Mayor’s office floats plan to use east-west Thames Tideway tunnel as bike route, when not in use as sewer
The Mayor of London’s office is drawing-up plans to use the London’s new £4.1bn super-sewer as a cycle ‘super-highway’, Building can reveal.
The plan has been inspired by the Stormwater Management and Road Tunnel in Kuala Lumpur, which takes peak hour traffic across the city when it is not carrying storm water.
The London scheme would involve using the Thames Tideway Tunnel, which will run from Acton in west London to Stratford in the east, as a cycle super-highway when it is not being used as an overflow for the city’s sewer system.
The Mayor of London has commissioned a team of consultants to conduct a feasibility study and draw up initial designs, with the scheme likely to use cycle ways elevated above the base of the super-sewer tunnel.
Speaking to Building, a well-placed source in the Mayor of London’s office said: “We understand that people might initially object to the smell but this will be the most high-tech sewer in the world. The expectation is the smell would be no worse than some streets in Hackney that have a distinctly effluent aroma I’ll tell you.”
The source added that in the current “austerity constrained” times politicians and engineers had to “summon the creativity of our Victorian forbearers” to create “city shaping” infrastructure.
“We might not be able to afford cycle paths in the sky but our goals have found a real synergy with the Thames Tideway Tunnel project.
“By allowing people to move freely and safely from east to west by bike we will boost London’s economy and tackle our climate change objectives,” the source said, adding that bike wash facilities would be included at all exit points from the super-sewer under the plans.

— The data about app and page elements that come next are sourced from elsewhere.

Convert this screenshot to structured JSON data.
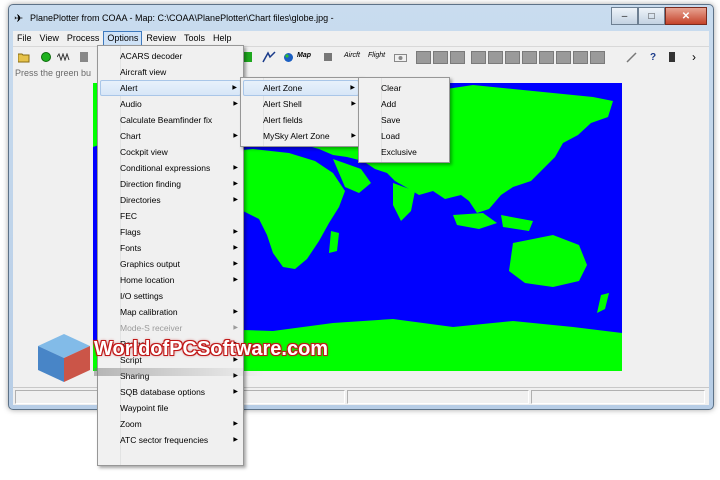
{
  "window": {
    "title": "PlanePlotter from COAA - Map: C:\\COAA\\PlanePlotter\\Chart files\\globe.jpg -",
    "minimize_glyph": "–",
    "maximize_glyph": "□",
    "close_glyph": "✕"
  },
  "menubar": {
    "items": [
      "File",
      "View",
      "Process",
      "Options",
      "Review",
      "Tools",
      "Help"
    ],
    "active_index": 3
  },
  "toolbar": {
    "aircraft_label": "Aircft",
    "flight_label": "Flight",
    "map_label": "Map"
  },
  "workspace": {
    "hint": "Press the green bu"
  },
  "options_menu": {
    "items": [
      {
        "label": "ACARS decoder",
        "submenu": false
      },
      {
        "label": "Aircraft view",
        "submenu": false
      },
      {
        "label": "Alert",
        "submenu": true
      },
      {
        "label": "Audio",
        "submenu": true
      },
      {
        "label": "Calculate Beamfinder fix",
        "submenu": false
      },
      {
        "label": "Chart",
        "submenu": true
      },
      {
        "label": "Cockpit view",
        "submenu": false
      },
      {
        "label": "Conditional expressions",
        "submenu": true
      },
      {
        "label": "Direction finding",
        "submenu": true
      },
      {
        "label": "Directories",
        "submenu": true
      },
      {
        "label": "FEC",
        "submenu": false
      },
      {
        "label": "Flags",
        "submenu": true
      },
      {
        "label": "Fonts",
        "submenu": true
      },
      {
        "label": "Graphics output",
        "submenu": true
      },
      {
        "label": "Home location",
        "submenu": true
      },
      {
        "label": "I/O settings",
        "submenu": false
      },
      {
        "label": "Map calibration",
        "submenu": true
      },
      {
        "label": "Mode-S receiver",
        "submenu": true
      },
      {
        "label": "Range",
        "submenu": true
      },
      {
        "label": "Script",
        "submenu": true
      },
      {
        "label": "Sharing",
        "submenu": true
      },
      {
        "label": "SQB database options",
        "submenu": true
      },
      {
        "label": "Waypoint file",
        "submenu": false
      },
      {
        "label": "Zoom",
        "submenu": true
      },
      {
        "label": "ATC sector frequencies",
        "submenu": true
      }
    ],
    "highlighted": "Alert"
  },
  "alert_submenu": {
    "items": [
      {
        "label": "Alert Zone",
        "submenu": true
      },
      {
        "label": "Alert Shell",
        "submenu": true
      },
      {
        "label": "Alert fields",
        "submenu": false
      },
      {
        "label": "MySky Alert Zone",
        "submenu": true
      }
    ],
    "highlighted": "Alert Zone"
  },
  "alert_zone_submenu": {
    "items": [
      "Clear",
      "Add",
      "Save",
      "Load",
      "Exclusive"
    ]
  },
  "watermark": {
    "text": "WorldofPCSoftware.com"
  },
  "colors": {
    "ocean": "#0000ff",
    "land": "#00ff00",
    "menu_highlight": "#d7e6f7",
    "watermark_outline": "#c01818"
  }
}
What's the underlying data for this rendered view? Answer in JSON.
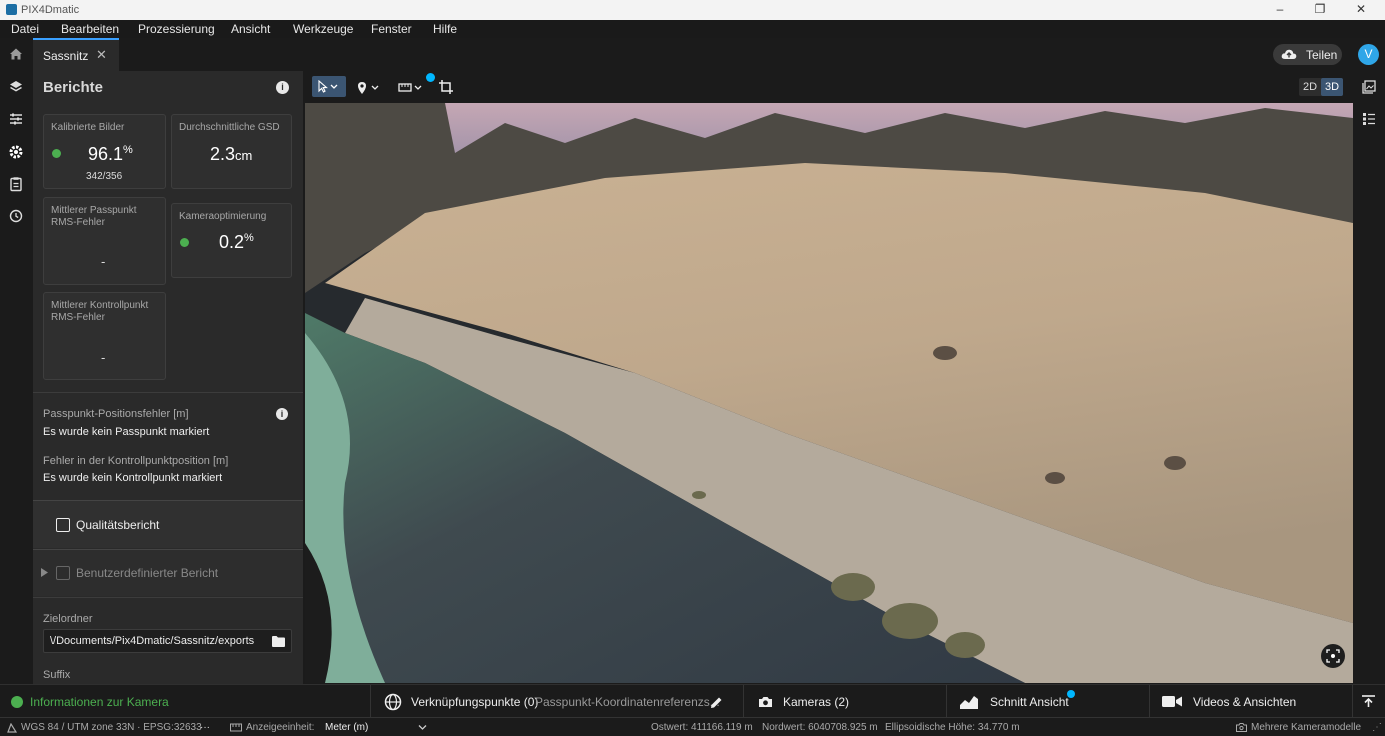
{
  "window": {
    "title": "PIX4Dmatic"
  },
  "menu": [
    "Datei",
    "Bearbeiten",
    "Prozessierung",
    "Ansicht",
    "Werkzeuge",
    "Fenster",
    "Hilfe"
  ],
  "tab": {
    "label": "Sassnitz"
  },
  "share": {
    "label": "Teilen"
  },
  "avatar": {
    "initial": "V"
  },
  "reports": {
    "title": "Berichte",
    "calibrated": {
      "label": "Kalibrierte Bilder",
      "value": "96.1",
      "unit": "%",
      "sub": "342/356"
    },
    "gsd": {
      "label": "Durchschnittliche GSD",
      "value": "2.3",
      "unit": "cm"
    },
    "gcp_rms": {
      "label": "Mittlerer Passpunkt RMS-Fehler",
      "value": "-"
    },
    "cam_opt": {
      "label": "Kameraoptimierung",
      "value": "0.2",
      "unit": "%"
    },
    "ckp_rms": {
      "label": "Mittlerer Kontrollpunkt RMS-Fehler",
      "value": "-"
    },
    "gcp_pos": {
      "label": "Passpunkt-Positionsfehler [m]",
      "value": "Es wurde kein Passpunkt markiert"
    },
    "ckp_pos": {
      "label": "Fehler in der Kontrollpunktposition [m]",
      "value": "Es wurde kein Kontrollpunkt markiert"
    },
    "quality_report": "Qualitätsbericht",
    "custom_report": "Benutzerdefinierter Bericht",
    "folder_label": "Zielordner",
    "folder_value": "\\/Documents/Pix4Dmatic/Sassnitz/exports",
    "suffix_label": "Suffix"
  },
  "view": {
    "mode_2d": "2D",
    "mode_3d": "3D"
  },
  "bottom": {
    "camera_info": "Informationen zur Kamera",
    "tiepoints": "Verknüpfungspunkte (0)",
    "gcp_ref": "Passpunkt-Koordinatenreferenzs...",
    "cameras": "Kameras (2)",
    "section": "Schnitt Ansicht",
    "videos": "Videos & Ansichten"
  },
  "status": {
    "crs": "WGS 84 / UTM zone 33N · EPSG:32633",
    "more": "···",
    "unit_label": "Anzeigeeinheit:",
    "unit_value": "Meter (m)",
    "east": "Ostwert: 411166.119 m",
    "north": "Nordwert: 6040708.925 m",
    "height": "Ellipsoidische Höhe: 34.770 m",
    "cam_models": "Mehrere Kameramodelle"
  },
  "colors": {
    "accent": "#3aa0ff",
    "ok": "#4caf50",
    "panel": "#2a2a2a"
  }
}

A source at the Thames Tideway Tunnel said the proposal was being given “serious consideration” but that the Greater London Authority would need to fund any changes to the scheme.